The Georgia LAC successfully introduced a change to the Georgia Condominium Act to ensure that governing documents could not be drafted to limit and/or prohibit an association's ability to bring an action in its own name for claims or other matters relating to any portions of the units or common elements which the association has the responsibility to administer, repair or maintain. HB 820 passed the Georgia Legislature this Session and became law on July 1, 2014. This bill was a product of the GA LAC's continuing efforts to positively impact condominium associations in Georgia.
The LAC also was successful in ensuring that Georgia's community associations were not negatively impacted by the new Georgia transfer fee bill. House Bill 160 also passed the Georgia Legislature and became law on July 1, 2013, three years after its initial introduction. As originally proposed, this bill would have prohibited any type of private transfer fees upon conveyance of real property in Georgia. The LAC spent considerable time working with the sponsors of the bill, the Georgia Real Property Law Bar, to carve out transfer fees provided for in governing declarations for Georgia's community associations. Because of the LAC's efforts, the legislation provides express exclusions for fees paid to communities formed pursuant to the Georgia Condominium Act and the Georgia Property Owners' Association Act, as well as for fees paid to Georgia common law homeowner associations.
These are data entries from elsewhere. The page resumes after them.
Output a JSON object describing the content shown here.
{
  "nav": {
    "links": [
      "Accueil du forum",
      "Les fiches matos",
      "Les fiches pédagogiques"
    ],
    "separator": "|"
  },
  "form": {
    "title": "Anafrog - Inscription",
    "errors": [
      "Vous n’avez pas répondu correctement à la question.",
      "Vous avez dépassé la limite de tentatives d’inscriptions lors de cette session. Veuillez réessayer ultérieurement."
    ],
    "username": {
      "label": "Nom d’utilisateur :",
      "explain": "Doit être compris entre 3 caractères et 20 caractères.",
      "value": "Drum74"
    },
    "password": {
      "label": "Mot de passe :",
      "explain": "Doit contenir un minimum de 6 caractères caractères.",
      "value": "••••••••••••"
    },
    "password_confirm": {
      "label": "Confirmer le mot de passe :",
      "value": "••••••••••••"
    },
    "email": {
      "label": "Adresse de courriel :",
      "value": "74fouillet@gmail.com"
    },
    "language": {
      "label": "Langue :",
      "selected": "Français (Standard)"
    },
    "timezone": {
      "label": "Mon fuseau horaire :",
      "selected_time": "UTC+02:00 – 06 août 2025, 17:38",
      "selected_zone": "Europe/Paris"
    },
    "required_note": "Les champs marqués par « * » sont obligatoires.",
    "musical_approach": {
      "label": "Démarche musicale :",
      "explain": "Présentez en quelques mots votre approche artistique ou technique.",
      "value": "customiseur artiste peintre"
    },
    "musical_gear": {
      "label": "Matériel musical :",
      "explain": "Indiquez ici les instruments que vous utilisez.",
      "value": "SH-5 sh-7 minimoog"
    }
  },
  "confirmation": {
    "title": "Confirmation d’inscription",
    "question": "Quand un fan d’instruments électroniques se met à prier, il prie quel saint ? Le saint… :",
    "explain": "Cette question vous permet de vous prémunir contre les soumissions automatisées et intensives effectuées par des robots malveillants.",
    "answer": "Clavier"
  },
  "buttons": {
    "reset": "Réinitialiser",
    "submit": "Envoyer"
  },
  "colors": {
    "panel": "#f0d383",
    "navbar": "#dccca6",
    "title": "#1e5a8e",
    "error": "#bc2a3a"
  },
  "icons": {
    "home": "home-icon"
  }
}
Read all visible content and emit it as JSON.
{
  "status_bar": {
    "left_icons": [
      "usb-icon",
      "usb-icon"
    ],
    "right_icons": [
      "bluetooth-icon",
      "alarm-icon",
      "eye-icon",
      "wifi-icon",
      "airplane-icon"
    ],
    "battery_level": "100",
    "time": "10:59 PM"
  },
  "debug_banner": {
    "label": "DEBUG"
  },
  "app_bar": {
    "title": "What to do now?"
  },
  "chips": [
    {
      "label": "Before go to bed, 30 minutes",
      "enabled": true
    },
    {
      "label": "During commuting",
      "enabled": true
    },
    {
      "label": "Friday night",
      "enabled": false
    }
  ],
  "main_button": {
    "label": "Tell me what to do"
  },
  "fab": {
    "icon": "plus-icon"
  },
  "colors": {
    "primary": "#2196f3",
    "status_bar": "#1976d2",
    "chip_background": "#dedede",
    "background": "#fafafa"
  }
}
The Georgia LAC also followed multiple other bills of interest to community associations; however, given this was an election year the session was short and focuses, with a limited number of bills making it to the floor in both the House and Senate for a vote.
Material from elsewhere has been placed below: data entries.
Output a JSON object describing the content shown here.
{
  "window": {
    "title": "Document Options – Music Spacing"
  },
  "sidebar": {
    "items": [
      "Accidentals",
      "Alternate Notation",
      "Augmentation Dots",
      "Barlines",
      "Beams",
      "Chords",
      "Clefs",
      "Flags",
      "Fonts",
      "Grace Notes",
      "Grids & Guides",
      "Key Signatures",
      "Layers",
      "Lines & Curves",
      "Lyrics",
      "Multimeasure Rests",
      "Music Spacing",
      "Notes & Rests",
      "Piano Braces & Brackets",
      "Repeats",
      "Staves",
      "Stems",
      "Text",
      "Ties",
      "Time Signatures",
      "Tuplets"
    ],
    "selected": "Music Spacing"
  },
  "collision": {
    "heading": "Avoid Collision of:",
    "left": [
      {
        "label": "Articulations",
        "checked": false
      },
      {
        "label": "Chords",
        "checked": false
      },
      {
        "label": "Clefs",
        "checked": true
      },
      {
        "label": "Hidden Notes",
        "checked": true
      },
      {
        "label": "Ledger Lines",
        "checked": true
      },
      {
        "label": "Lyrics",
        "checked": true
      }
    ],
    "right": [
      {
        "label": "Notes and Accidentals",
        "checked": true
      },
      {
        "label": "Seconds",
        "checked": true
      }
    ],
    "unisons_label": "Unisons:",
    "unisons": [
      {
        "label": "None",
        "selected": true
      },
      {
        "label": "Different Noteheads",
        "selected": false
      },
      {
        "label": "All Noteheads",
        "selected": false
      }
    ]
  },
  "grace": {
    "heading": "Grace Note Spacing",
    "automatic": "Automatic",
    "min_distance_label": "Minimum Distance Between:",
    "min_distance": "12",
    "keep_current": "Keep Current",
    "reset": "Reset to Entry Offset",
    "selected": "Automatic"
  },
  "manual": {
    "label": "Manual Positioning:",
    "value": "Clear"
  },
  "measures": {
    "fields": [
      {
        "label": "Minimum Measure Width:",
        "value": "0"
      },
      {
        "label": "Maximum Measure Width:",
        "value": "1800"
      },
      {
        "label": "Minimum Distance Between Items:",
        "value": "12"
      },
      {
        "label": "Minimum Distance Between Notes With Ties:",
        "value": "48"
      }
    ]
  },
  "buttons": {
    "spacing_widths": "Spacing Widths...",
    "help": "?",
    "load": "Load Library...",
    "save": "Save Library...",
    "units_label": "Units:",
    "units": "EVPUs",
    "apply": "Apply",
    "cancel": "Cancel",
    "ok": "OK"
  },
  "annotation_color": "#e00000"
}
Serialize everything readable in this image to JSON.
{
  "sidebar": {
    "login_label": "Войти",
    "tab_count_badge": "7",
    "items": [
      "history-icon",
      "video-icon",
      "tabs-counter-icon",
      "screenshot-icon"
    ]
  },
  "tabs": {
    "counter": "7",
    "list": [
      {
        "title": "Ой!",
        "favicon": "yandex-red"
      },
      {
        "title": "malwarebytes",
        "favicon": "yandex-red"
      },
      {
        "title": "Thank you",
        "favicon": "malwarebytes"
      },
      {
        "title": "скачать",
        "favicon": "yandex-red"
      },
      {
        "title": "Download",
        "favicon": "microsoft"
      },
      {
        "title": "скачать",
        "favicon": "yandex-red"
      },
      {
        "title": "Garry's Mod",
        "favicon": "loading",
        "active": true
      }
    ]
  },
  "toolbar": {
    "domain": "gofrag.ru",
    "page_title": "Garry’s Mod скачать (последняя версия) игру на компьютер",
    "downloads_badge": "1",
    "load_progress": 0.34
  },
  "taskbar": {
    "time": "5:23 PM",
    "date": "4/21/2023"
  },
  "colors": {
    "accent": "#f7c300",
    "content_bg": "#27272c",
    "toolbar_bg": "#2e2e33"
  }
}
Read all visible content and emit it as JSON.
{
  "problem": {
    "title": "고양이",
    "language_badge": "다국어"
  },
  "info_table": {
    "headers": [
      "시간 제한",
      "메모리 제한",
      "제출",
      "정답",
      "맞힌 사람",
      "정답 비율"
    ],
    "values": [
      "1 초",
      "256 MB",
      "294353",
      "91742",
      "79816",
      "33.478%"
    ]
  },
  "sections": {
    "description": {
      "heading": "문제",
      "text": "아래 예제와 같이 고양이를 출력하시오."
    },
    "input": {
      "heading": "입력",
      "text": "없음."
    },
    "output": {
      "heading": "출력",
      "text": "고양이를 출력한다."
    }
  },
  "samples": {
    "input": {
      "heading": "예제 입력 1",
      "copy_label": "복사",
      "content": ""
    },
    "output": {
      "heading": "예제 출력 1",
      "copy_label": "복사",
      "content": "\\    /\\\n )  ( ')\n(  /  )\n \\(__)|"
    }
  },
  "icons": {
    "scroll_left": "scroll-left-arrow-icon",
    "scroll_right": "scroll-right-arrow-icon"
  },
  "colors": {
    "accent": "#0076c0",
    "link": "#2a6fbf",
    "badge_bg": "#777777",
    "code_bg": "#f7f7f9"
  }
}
Condominium Standing to Sue-HB 820 passed the Georgia Legislature this Session and became law on July 1, 2014. This bill was written and sponsored by the GA LAC in order to ensure covenants were not drafted to restrict/prohibit association's standing to bring claims related to common elements or other areas a condominium is required to maintain. Based on Georgia case law there was a growing number of governing documents restricting and/or prohibiting an association's right to bring a claim for defects above and beyond the statutory restrictions provided in the Georgia Right to Repair Act.
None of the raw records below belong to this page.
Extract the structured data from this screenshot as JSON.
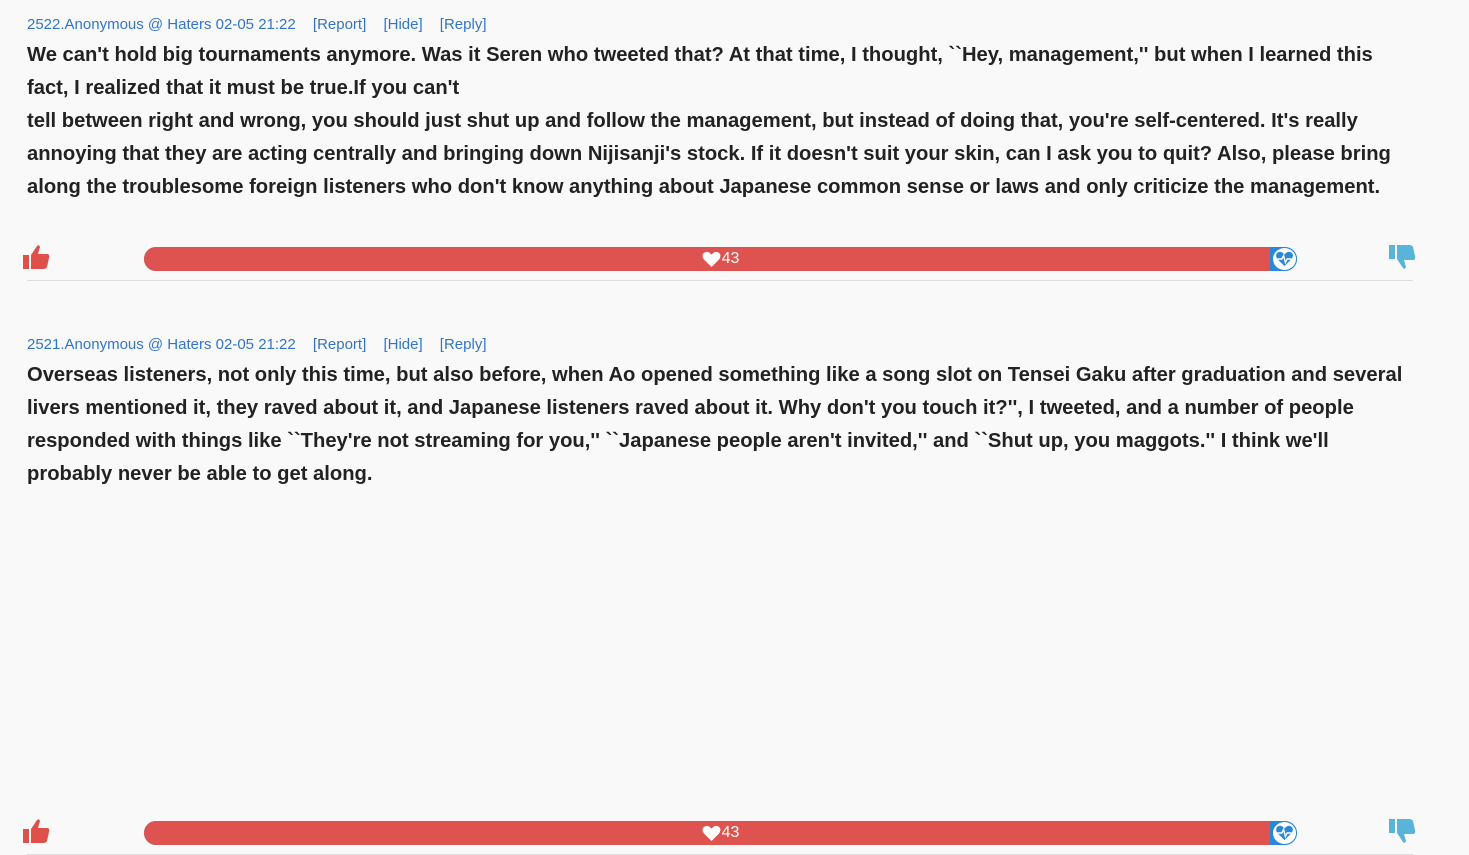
{
  "posts": [
    {
      "header": "2522.Anonymous @ Haters 02-05 21:22",
      "report_label": "[Report]",
      "hide_label": "[Hide]",
      "reply_label": "[Reply]",
      "body_line1": "We can't hold big tournaments anymore. Was it Seren who tweeted that? At that time, I thought, ``Hey, management,'' but when I learned this fact, I realized that it must be true.If you can't",
      "body_line2": "tell between right and wrong, you should just shut up and follow the management, but instead of doing that, you're self-centered. It's really annoying that they are acting centrally and bringing down Nijisanji's stock. If it doesn't suit your skin, can I ask you to quit? Also, please bring along the troublesome foreign listeners who don't know anything about Japanese common sense or laws and only criticize the management.",
      "good_count": "43",
      "good_ratio": 0.977
    },
    {
      "header": "2521.Anonymous @ Haters 02-05 21:22",
      "report_label": "[Report]",
      "hide_label": "[Hide]",
      "reply_label": "[Reply]",
      "body_line1": "Overseas listeners, not only this time, but also before, when Ao opened something like a song slot on Tensei Gaku after graduation and several livers mentioned it, they raved about it, and Japanese listeners raved about it. Why don't you touch it?'', I tweeted, and a number of people responded with things like ``They're not streaming for you,'' ``Japanese people aren't invited,'' and ``Shut up, you maggots.'' I think we'll probably never be able to get along.",
      "body_line2": "",
      "good_count": "43",
      "good_ratio": 0.977
    }
  ],
  "colors": {
    "link": "#3275c8",
    "good": "#de524f",
    "bad": "#2b87d8",
    "thumb_up": "#e0504b",
    "thumb_down": "#5ab4da"
  },
  "icons": {
    "up": "thumbs-up-icon",
    "down": "thumbs-down-icon",
    "heart": "heart-icon",
    "bad": "heartbeat-icon"
  }
}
Priority Lien-As noted in the 2013 Session, the GA LAC continued with its effort to adopt a Georgia priority lien for the benefit of Georgia's condominiums and property owners' associations after foreclosures. Senate Bill 56 was introduced in 2013, during this first of a two-year session. SB56 would have amended the Georgia Condominium Act and the Georgia Property Owners' Association Act to expressly provide that an association's assessment lien is superior to the lien of any mortgage in an amount equal to half of the common expense assessments that came due during the 12 months immediately preceding the date of the foreclosure, or six months of assessments for condominiums.
Associations continue to defer maintenance in their communities due to losses from foreclosures, and assessments for the remaining owners continue to increase to make up for the continuing bad debt. A limited priority lien would help curb this impact; however, in 2014 the GA LAC was not successful in pursuing this bill due to opposition presented in the 2013 session.
Condominium Special Assessment-House Bill 854 was introduced and drafted by GA LAC. The Condominium Act caps the amount an association can specially assess to $200.00 without a membership vote. The proposed revision would permit a special assessment equal to 1/6th of the annual assessment without a vote by members. The bill passed out of the House after GA LAC spoke at multiple hearings on the matter, but it was stalled in a Senate Committee and a short legislative session during an election year.
Water Meter-House Bill 408 was dropped late in the 2013 Session and did not get heard. LAC supports the bill which would require that for residential buildings with master water meters, water companies may only charge residential water and waste-water rates on a per dwelling basis, as normally charged for single family residential users. This bill would be a great benefit to communities with a master meter and ensure they are not charged commercial water and waste-water rates; however, the bill did not pass during the 2014 session.
Priority of Covenants in Subdivisions-House Bill 464 was introduced in 2013 to help prevent subdivisions whose developers are foreclosed upon from losing the benefit and protections of already recorded covenants when a new developer takes over. The bill would prohibit removal of covenants from the community by a subsequent developer. This bill did not pass during the 2014 session.
Tax Redemption-House Bill 69 was introduced in 2013 and would have cleared up language in the relevant statutes regarding fees paid for fees due to condominium and property owners' associations following a tax sale redemption. The LAC worked with sponsor but this bill stalled out.
Confirmation on Foreclosures-House Bill 344 was introduced in 2013 but there were no hearings or other activity associated with it. There was no action to push this bill in 2014.
The LAC anticipates another active session in 2015. The LAC plans to re-introduce a bill to increase the amount a condominium association board may specially assess to unit owners without a member vote, currently capped at $200. The LAC also plans to re-introduce a priority lien bill for condominiums only based on commits from legislators provided to LAC's lobbyists. The LAC also intends to continue to protect the rights of management companies to charge their fees for closings and transfers of homes in the communities they manage. In addition, the LAC will support other legislation already introduced or that may be introduced for the benefit of community associations. Of course, the LAC will continue to monitor and defend against legislation that may negatively impact Georgia's communities.